[Requirement] Give the records again word for word. Leave every picture out.

START Data excerpts

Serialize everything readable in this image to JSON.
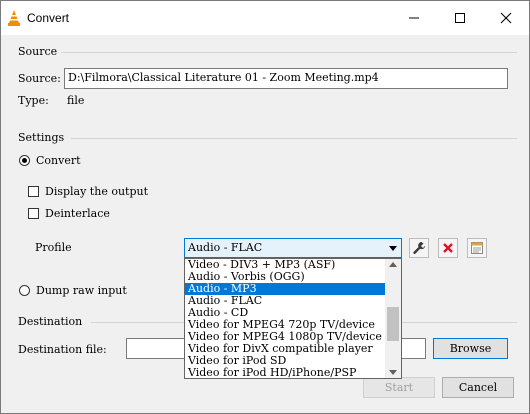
{
  "window": {
    "title": "Convert"
  },
  "source": {
    "group_label": "Source",
    "source_label": "Source:",
    "source_value": "D:\\Filmora\\Classical Literature 01 - Zoom Meeting.mp4",
    "type_label": "Type:",
    "type_value": "file"
  },
  "settings": {
    "group_label": "Settings",
    "convert_label": "Convert",
    "display_output_label": "Display the output",
    "deinterlace_label": "Deinterlace",
    "profile_label": "Profile",
    "profile_selected": "Audio - FLAC",
    "dump_raw_label": "Dump raw input"
  },
  "profile_options": [
    {
      "label": "Video - DIV3 + MP3 (ASF)"
    },
    {
      "label": "Audio - Vorbis (OGG)"
    },
    {
      "label": "Audio - MP3"
    },
    {
      "label": "Audio - FLAC"
    },
    {
      "label": "Audio - CD"
    },
    {
      "label": "Video for MPEG4 720p TV/device"
    },
    {
      "label": "Video for MPEG4 1080p TV/device"
    },
    {
      "label": "Video for DivX compatible player"
    },
    {
      "label": "Video for iPod SD"
    },
    {
      "label": "Video for iPod HD/iPhone/PSP"
    }
  ],
  "highlighted_option": "Audio - MP3",
  "destination": {
    "group_label": "Destination",
    "file_label": "Destination file:",
    "file_value": "",
    "browse_label": "Browse"
  },
  "buttons": {
    "start_label": "Start",
    "cancel_label": "Cancel"
  },
  "icons": {
    "edit_profile": "wrench-icon",
    "delete_profile": "red-x-icon",
    "new_profile": "new-profile-icon",
    "app": "vlc-cone-icon"
  },
  "colors": {
    "selection": "#0078d7",
    "delete_red": "#e81123",
    "vlc_orange": "#f58a07"
  }
}
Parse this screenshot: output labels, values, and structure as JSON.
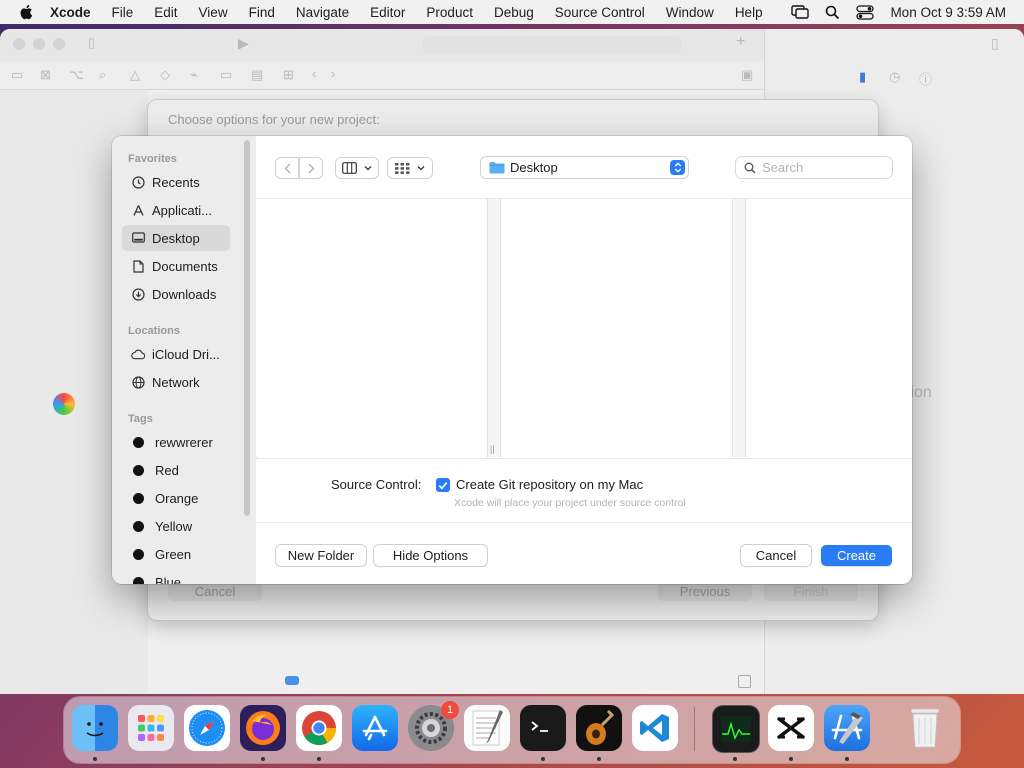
{
  "menubar": {
    "app_name": "Xcode",
    "items": [
      "File",
      "Edit",
      "View",
      "Find",
      "Navigate",
      "Editor",
      "Product",
      "Debug",
      "Source Control",
      "Window",
      "Help"
    ],
    "clock": "Mon Oct 9  3:59 AM"
  },
  "project_sheet": {
    "header": "Choose options for your new project:",
    "cancel_label": "Cancel",
    "previous_label": "Previous",
    "finish_label": "Finish"
  },
  "inspector": {
    "partial_text": "tion"
  },
  "sidebar": {
    "favorites_title": "Favorites",
    "favorites": [
      {
        "label": "Recents",
        "icon": "clock-icon"
      },
      {
        "label": "Applicati...",
        "icon": "applications-icon"
      },
      {
        "label": "Desktop",
        "icon": "desktop-icon",
        "selected": true
      },
      {
        "label": "Documents",
        "icon": "document-icon"
      },
      {
        "label": "Downloads",
        "icon": "download-icon"
      }
    ],
    "locations_title": "Locations",
    "locations": [
      {
        "label": "iCloud Dri...",
        "icon": "cloud-icon"
      },
      {
        "label": "Network",
        "icon": "globe-icon"
      }
    ],
    "tags_title": "Tags",
    "tags": [
      {
        "label": "rewwrerer"
      },
      {
        "label": "Red"
      },
      {
        "label": "Orange"
      },
      {
        "label": "Yellow"
      },
      {
        "label": "Green"
      },
      {
        "label": "Blue"
      }
    ]
  },
  "toolbar": {
    "location": "Desktop",
    "search_placeholder": "Search"
  },
  "options": {
    "source_control_label": "Source Control:",
    "git_checkbox_label": "Create Git repository on my Mac",
    "git_checked": true,
    "hint": "Xcode will place your project under source control"
  },
  "footer": {
    "new_folder": "New Folder",
    "hide_options": "Hide Options",
    "cancel": "Cancel",
    "create": "Create"
  },
  "dock": {
    "apps": [
      "Finder",
      "Launchpad",
      "Safari",
      "Firefox",
      "Chrome",
      "App Store",
      "System Settings",
      "TextEdit",
      "Terminal",
      "GarageBand",
      "Visual Studio Code",
      "Activity Monitor",
      "CapCut",
      "Xcode",
      "Trash"
    ],
    "settings_badge": "1"
  },
  "colors": {
    "accent": "#2a7cf6",
    "selection": "#d9d9d9"
  }
}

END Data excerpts

[Your response]
Serialize everything readable in this image to JSON.
{
  "window": {
    "title": "Convert"
  },
  "source": {
    "group_label": "Source",
    "source_label": "Source:",
    "source_value": "D:\\Filmora\\Classical Literature 01 - Zoom Meeting.mp4",
    "type_label": "Type:",
    "type_value": "file"
  },
  "settings": {
    "group_label": "Settings",
    "convert_label": "Convert",
    "display_output_label": "Display the output",
    "deinterlace_label": "Deinterlace",
    "profile_label": "Profile",
    "profile_selected": "Audio - FLAC",
    "dump_raw_label": "Dump raw input"
  },
  "profile_options": [
    {
      "label": "Video - DIV3 + MP3 (ASF)"
    },
    {
      "label": "Audio - Vorbis (OGG)"
    },
    {
      "label": "Audio - MP3"
    },
    {
      "label": "Audio - FLAC"
    },
    {
      "label": "Audio - CD"
    },
    {
      "label": "Video for MPEG4 720p TV/device"
    },
    {
      "label": "Video for MPEG4 1080p TV/device"
    },
    {
      "label": "Video for DivX compatible player"
    },
    {
      "label": "Video for iPod SD"
    },
    {
      "label": "Video for iPod HD/iPhone/PSP"
    }
  ],
  "highlighted_option": "Audio - MP3",
  "destination": {
    "group_label": "Destination",
    "file_label": "Destination file:",
    "file_value": "",
    "browse_label": "Browse"
  },
  "buttons": {
    "start_label": "Start",
    "cancel_label": "Cancel"
  },
  "icons": {
    "edit_profile": "wrench-icon",
    "delete_profile": "red-x-icon",
    "new_profile": "new-profile-icon",
    "app": "vlc-cone-icon"
  },
  "colors": {
    "selection": "#0078d7",
    "delete_red": "#e81123",
    "vlc_orange": "#f58a07"
  }
}
Parse this screenshot: output labels, values, and structure as JSON.
{
  "menubar": {
    "app_name": "Xcode",
    "items": [
      "File",
      "Edit",
      "View",
      "Find",
      "Navigate",
      "Editor",
      "Product",
      "Debug",
      "Source Control",
      "Window",
      "Help"
    ],
    "clock": "Mon Oct 9  3:59 AM"
  },
  "project_sheet": {
    "header": "Choose options for your new project:",
    "cancel_label": "Cancel",
    "previous_label": "Previous",
    "finish_label": "Finish"
  },
  "inspector": {
    "partial_text": "tion"
  },
  "sidebar": {
    "favorites_title": "Favorites",
    "favorites": [
      {
        "label": "Recents",
        "icon": "clock-icon"
      },
      {
        "label": "Applicati...",
        "icon": "applications-icon"
      },
      {
        "label": "Desktop",
        "icon": "desktop-icon",
        "selected": true
      },
      {
        "label": "Documents",
        "icon": "document-icon"
      },
      {
        "label": "Downloads",
        "icon": "download-icon"
      }
    ],
    "locations_title": "Locations",
    "locations": [
      {
        "label": "iCloud Dri...",
        "icon": "cloud-icon"
      },
      {
        "label": "Network",
        "icon": "globe-icon"
      }
    ],
    "tags_title": "Tags",
    "tags": [
      {
        "label": "rewwrerer"
      },
      {
        "label": "Red"
      },
      {
        "label": "Orange"
      },
      {
        "label": "Yellow"
      },
      {
        "label": "Green"
      },
      {
        "label": "Blue"
      }
    ]
  },
  "toolbar": {
    "location": "Desktop",
    "search_placeholder": "Search"
  },
  "options": {
    "source_control_label": "Source Control:",
    "git_checkbox_label": "Create Git repository on my Mac",
    "git_checked": true,
    "hint": "Xcode will place your project under source control"
  },
  "footer": {
    "new_folder": "New Folder",
    "hide_options": "Hide Options",
    "cancel": "Cancel",
    "create": "Create"
  },
  "dock": {
    "apps": [
      "Finder",
      "Launchpad",
      "Safari",
      "Firefox",
      "Chrome",
      "App Store",
      "System Settings",
      "TextEdit",
      "Terminal",
      "GarageBand",
      "Visual Studio Code",
      "Activity Monitor",
      "CapCut",
      "Xcode",
      "Trash"
    ],
    "settings_badge": "1"
  },
  "colors": {
    "accent": "#2a7cf6",
    "selection": "#d9d9d9"
  }
}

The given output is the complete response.